Abstract [ Documentation]

Microsoft’s Responsible AI standard defines a responsible AI system as ethical (inclusive and accountable) and explainable (fair, transparent, reliable, safe, private and secure).

The Six Responsible AI Principles:


How might an AI system allocate opportunities, resources, or information in ways that are fair to the humans who use it?

An AI system’s decisions must not discriminate against, or express a bias toward, a group or individual based on gender, race, sexual orientation, or religion.


How might the system be designed to be inclusive of people of all abilities?

An AI system must be fair and inclusive in its assertions. It must not discriminate or hinder different races, disabilities, or backgrounds.

AI must consider all human races and experiences. Inclusive design practices can help developers understand and address potential barriers that could unintentionally exclude people.

Reliability & Safety

How might the system function well for people across different use conditions and contexts, including ones it was not originally intended for?

An AI system should perform as it was originally designed and to respond safely to new situations. Its inherent resilience should resist intended or unintended manipulation.

  • Reliability and safety can be achieved through:
    • Rigorous testing and validation for operating conditions to ensure that the system responds safely to edge cases.
    • Integrating A/B testing and champion/challenger methods into the evaluation process.
    • Robust monitoring and model-tracking process to reactively and proactively measure the model’s performance (and retrain it for modernization, as necessary).

Security & Privacy

How might the system be designed to support privacy and security?

  • AI systems must secure sensitive data.
  • AI systems must not compromise and individual’s privacy.
  • AI developers may consider differential privacy as one approach toward security and privacy. This approach randomizes data and adds noise to conceal personal information.


What data and algorithms were used to train the model?
What transformation logic was applied to the data?
What is the final model that was generated?
What assets are associated with the model?

AI systems must justify their decisions and how they reach their conclusions.


How might people misunderstand, misuse, or incorrectly estimate the capabilities of the system?
How can we create oversight so that humans can be accountable and in control?

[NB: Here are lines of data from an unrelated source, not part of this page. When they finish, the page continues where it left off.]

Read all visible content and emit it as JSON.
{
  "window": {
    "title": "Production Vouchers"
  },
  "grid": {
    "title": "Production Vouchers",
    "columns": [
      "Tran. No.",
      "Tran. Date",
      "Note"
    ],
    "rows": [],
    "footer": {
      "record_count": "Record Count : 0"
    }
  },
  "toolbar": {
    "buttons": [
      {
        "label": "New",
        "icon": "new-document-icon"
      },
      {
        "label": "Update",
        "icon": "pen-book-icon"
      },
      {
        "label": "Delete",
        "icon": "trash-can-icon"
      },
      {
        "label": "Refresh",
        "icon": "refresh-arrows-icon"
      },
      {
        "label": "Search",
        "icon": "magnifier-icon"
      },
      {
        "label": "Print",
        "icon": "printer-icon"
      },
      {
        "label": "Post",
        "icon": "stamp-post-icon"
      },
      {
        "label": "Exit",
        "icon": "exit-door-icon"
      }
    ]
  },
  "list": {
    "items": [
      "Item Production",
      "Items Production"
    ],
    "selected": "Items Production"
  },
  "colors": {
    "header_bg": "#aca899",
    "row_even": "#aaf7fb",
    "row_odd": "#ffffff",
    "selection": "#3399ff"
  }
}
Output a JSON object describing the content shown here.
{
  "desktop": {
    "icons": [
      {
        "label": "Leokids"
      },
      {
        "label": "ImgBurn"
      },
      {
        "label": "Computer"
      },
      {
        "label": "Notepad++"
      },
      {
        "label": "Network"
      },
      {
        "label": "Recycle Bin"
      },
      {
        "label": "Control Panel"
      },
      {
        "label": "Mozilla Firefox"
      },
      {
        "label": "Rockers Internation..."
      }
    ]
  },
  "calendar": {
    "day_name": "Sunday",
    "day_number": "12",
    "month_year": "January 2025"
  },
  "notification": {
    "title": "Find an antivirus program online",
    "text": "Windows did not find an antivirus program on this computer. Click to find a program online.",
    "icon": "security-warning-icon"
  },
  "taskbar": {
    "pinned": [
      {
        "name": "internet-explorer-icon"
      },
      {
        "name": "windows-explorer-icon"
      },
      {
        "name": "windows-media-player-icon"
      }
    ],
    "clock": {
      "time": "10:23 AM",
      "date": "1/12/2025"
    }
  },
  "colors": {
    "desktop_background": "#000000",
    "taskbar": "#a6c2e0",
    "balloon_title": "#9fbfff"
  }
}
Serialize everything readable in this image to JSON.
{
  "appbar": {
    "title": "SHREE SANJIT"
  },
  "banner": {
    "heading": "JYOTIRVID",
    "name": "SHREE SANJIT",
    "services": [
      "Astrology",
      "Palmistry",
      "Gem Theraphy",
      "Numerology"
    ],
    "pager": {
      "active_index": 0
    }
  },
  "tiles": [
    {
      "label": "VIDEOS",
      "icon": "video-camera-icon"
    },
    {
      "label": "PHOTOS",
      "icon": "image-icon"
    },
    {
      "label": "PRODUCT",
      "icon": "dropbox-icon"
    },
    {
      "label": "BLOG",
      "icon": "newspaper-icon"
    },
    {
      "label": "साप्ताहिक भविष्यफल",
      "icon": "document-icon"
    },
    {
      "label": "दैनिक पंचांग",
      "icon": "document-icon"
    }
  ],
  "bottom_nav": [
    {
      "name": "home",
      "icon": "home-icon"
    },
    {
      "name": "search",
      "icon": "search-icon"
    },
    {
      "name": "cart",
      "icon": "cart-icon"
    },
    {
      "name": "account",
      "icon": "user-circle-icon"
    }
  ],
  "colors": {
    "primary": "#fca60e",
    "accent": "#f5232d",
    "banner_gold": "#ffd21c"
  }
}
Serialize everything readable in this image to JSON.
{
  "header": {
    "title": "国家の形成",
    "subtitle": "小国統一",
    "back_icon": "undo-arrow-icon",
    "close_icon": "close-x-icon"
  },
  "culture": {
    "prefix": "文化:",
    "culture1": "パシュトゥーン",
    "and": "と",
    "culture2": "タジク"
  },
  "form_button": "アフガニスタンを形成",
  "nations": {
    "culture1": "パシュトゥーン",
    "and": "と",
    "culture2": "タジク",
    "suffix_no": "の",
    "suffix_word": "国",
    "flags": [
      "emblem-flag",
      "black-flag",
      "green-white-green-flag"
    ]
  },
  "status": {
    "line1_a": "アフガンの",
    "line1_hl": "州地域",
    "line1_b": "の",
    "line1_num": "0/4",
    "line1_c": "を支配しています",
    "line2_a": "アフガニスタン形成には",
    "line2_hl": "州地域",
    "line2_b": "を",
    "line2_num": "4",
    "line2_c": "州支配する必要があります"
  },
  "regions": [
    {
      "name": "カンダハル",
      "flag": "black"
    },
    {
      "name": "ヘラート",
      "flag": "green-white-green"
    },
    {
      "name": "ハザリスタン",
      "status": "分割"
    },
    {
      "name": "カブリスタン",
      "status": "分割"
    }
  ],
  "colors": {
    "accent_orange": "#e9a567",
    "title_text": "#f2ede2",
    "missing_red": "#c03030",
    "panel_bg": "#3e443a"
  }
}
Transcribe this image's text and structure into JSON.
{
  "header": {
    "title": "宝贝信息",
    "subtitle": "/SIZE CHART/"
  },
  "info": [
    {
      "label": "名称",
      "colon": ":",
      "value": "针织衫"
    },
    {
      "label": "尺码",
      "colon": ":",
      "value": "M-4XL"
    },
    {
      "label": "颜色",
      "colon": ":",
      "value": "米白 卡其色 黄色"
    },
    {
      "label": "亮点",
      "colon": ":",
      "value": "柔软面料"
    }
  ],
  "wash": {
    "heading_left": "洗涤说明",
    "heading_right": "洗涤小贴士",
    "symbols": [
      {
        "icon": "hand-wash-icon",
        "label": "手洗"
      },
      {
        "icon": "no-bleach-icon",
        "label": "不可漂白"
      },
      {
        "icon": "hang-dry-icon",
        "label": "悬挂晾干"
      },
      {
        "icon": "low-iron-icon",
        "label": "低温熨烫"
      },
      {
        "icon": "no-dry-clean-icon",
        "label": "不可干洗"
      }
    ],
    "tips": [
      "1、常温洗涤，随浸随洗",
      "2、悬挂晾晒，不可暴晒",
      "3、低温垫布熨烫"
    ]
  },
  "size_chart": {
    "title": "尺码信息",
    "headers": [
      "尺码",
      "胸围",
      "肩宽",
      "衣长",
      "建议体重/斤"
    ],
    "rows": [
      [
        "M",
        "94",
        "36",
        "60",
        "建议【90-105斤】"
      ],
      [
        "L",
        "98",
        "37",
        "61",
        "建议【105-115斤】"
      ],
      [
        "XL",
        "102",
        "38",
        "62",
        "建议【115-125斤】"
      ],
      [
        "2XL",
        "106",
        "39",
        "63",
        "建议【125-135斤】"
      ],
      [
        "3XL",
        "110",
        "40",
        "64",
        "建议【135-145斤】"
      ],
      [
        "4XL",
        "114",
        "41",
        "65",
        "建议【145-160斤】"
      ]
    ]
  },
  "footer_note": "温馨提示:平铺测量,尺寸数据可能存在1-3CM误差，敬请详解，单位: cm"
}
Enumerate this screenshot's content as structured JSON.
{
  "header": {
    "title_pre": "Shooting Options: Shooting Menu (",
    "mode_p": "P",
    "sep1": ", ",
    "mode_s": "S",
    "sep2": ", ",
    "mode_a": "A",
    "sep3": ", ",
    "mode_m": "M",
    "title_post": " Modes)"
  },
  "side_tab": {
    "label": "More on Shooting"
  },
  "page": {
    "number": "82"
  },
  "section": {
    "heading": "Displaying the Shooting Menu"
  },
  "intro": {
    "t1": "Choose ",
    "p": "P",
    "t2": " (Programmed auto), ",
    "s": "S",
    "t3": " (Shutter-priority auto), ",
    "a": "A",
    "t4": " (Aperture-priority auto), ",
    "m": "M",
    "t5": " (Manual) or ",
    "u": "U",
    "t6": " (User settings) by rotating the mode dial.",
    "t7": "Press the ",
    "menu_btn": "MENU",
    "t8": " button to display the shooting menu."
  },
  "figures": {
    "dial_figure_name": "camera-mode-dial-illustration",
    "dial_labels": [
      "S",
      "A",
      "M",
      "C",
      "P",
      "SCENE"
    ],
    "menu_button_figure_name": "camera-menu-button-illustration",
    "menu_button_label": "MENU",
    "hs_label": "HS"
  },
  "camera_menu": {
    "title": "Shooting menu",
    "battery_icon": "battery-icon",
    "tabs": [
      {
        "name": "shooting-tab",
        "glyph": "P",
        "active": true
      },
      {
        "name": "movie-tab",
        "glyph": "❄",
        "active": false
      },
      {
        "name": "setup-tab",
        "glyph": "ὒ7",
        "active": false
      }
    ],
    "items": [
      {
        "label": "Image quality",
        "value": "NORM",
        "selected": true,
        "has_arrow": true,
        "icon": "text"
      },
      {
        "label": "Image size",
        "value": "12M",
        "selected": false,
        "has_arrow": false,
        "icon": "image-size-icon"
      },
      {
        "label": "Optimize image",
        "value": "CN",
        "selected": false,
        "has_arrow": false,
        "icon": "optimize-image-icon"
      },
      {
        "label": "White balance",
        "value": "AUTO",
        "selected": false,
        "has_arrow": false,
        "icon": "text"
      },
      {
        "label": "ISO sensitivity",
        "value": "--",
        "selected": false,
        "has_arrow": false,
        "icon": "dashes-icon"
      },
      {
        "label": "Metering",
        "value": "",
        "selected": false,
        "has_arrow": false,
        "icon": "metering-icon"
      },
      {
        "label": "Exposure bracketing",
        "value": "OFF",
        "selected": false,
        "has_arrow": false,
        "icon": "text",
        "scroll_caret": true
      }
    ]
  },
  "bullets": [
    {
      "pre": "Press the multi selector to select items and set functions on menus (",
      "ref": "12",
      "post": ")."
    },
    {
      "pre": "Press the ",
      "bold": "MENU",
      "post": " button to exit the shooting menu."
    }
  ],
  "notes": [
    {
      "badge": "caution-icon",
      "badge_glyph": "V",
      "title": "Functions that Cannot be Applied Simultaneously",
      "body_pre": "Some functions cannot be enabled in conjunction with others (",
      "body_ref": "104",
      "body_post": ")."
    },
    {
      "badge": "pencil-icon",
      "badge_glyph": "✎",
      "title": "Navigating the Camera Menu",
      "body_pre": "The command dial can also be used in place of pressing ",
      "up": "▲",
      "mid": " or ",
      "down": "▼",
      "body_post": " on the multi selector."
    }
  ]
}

  • The people who design and deploy an AI system need to be accountable for its actions and decisions, especially as we progress toward more autonomous systems.
  • Organizations should consider establishing an internal review body that provides oversight, insights, and guidance about developing and deploying AI systems.

Other Resources